Congregation Ahavas Sholom

An Historical Landmark and Newark's Last Remaining Synagogue born of the turn of the 20th Century Great Migration

145 Broadway, Newark, NJ 07104
Phone: 973-485-2609 | Email: cahavassholom@optimum.net

Congregation Ahavas Sholom: A New Jersey Sacred Space

Sacred Spaces: Visiting 12 of NJ’s Holiest Sites

Reflecting the state’s panoply of world religions, treasured sites welcome and inspire strangers as well as congregants. We visited 12, from awesome to austere. Here they are, in alphabetical order.

Ahavas Sholom Synagogue and Jewish Museum of New Jersey

145 Broadway, Newark; 973-485-2609
Jewish

Illustration by Stefano Vitale

Newark’s oldest continuously operating synagogue, Ahavas Sholom opened in 1923, its congregation having begun forming as early as 1905. In those days, Newark’s Jewish community was thriving.

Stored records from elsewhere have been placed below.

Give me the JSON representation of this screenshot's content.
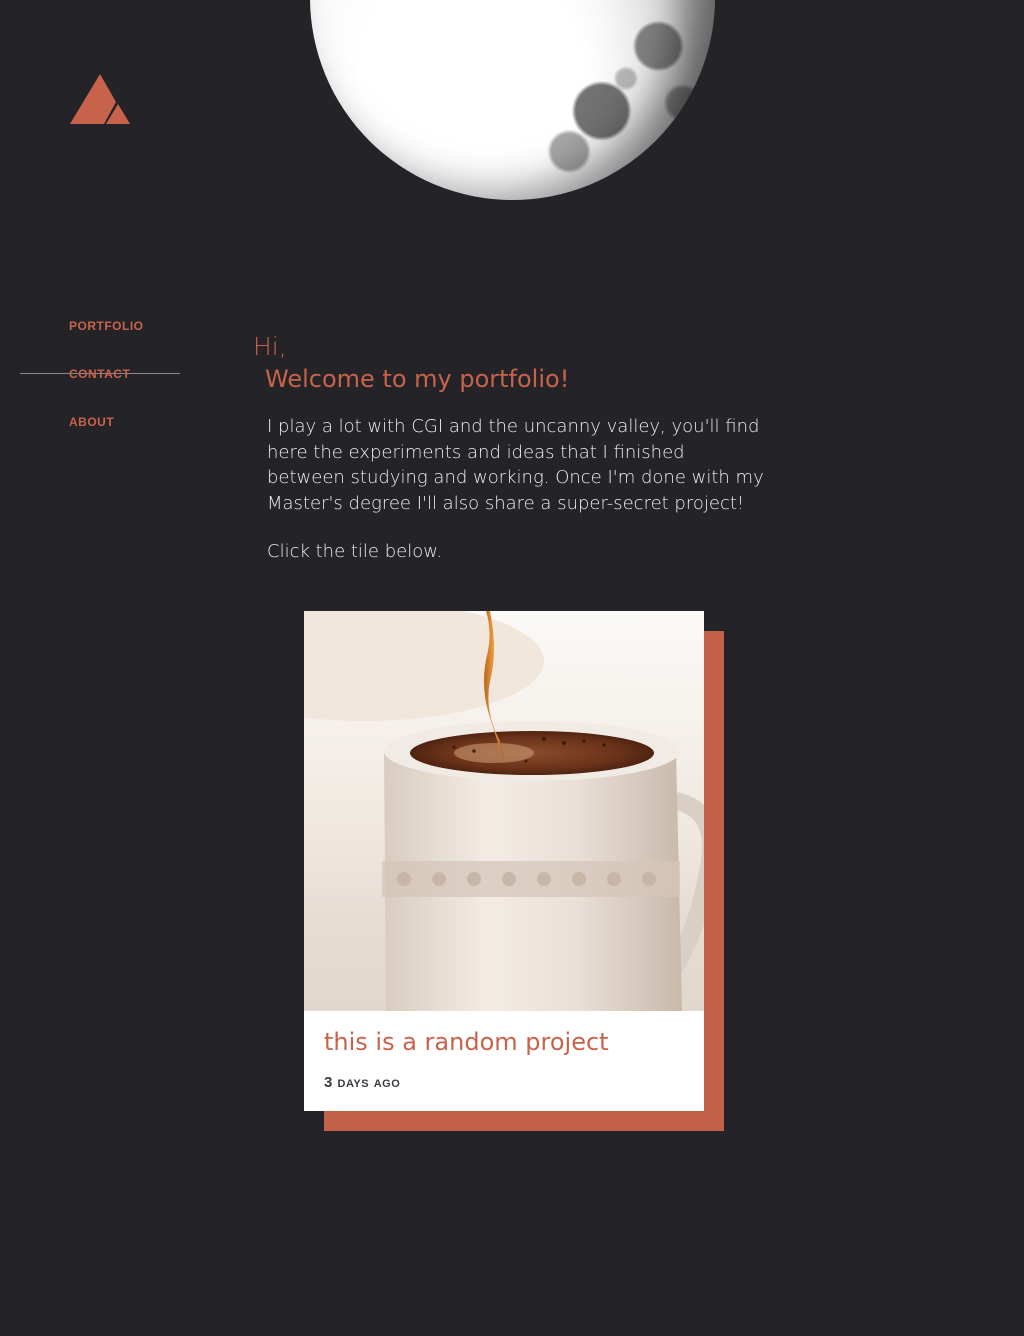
{
  "brand": {
    "logo_icon": "triangle-mountain-logo",
    "accent_color": "#c8634b"
  },
  "nav": {
    "items": [
      {
        "label": "PORTFOLIO"
      },
      {
        "label": "CONTACT"
      },
      {
        "label": "ABOUT"
      }
    ]
  },
  "intro": {
    "greeting": "Hi,",
    "headline": "Welcome to my portfolio!",
    "body": "I play a lot with CGI and the uncanny valley, you'll find here the experiments and ideas that I finished between studying and working. Once I'm done with my Master's degree I'll also share a super-secret project!",
    "cta": "Click the tile below."
  },
  "tile": {
    "title": "this is a random project",
    "meta": "3 days ago",
    "image_icon": "coffee-cup-image",
    "shadow_color": "#c2604a"
  },
  "hero": {
    "image_icon": "moon-image"
  }
}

Today, the city’s Jewish population has dwindled to a relative handful, but weekly and holiday services continue for the small egalitarian Conservative congregation, whose 80 families include a few descendants of Holocaust survivors.

Behind a tall, spiked, wrought-iron fence, the beige stone and red brick building is ennobled by four Corinthian columns flanking its entry. Inside, stained-glass windows dedicated to members long gone line the sanctuary walls.

On this night, 20 members of the congregation chant Hebrew prayers before the synagogue’s massive ark. A masterpiece of intricately carved mahogany with Gothic arches, it was made in the 1870s for a synagogue in Manhattan that later closed. “It’s the oldest ark in the state of New Jersey and one of the oldest in the United States,” says Robert Steinbaum, an Ahavas Sholom vice president.

During this night’s service, Newark gains a new Jew: Tim Lee, a retired journalist and African-American, who has concluded two years of conversion classes. He reads from the Torah for the first time. As he concludes, the congregation responds with an exuberant, “Mazel tov!”

“This is like his bar mitzvah,” says Rabbi Simon Rosenbach. “We don’t usually shout like that after a reading, but this was really special.”

IF YOU GO: Shabbat services start at 9:00 am every Saturday, followed by lunch for all in the downstairs social hall. Check the website for exhibitions at the upstairs museum.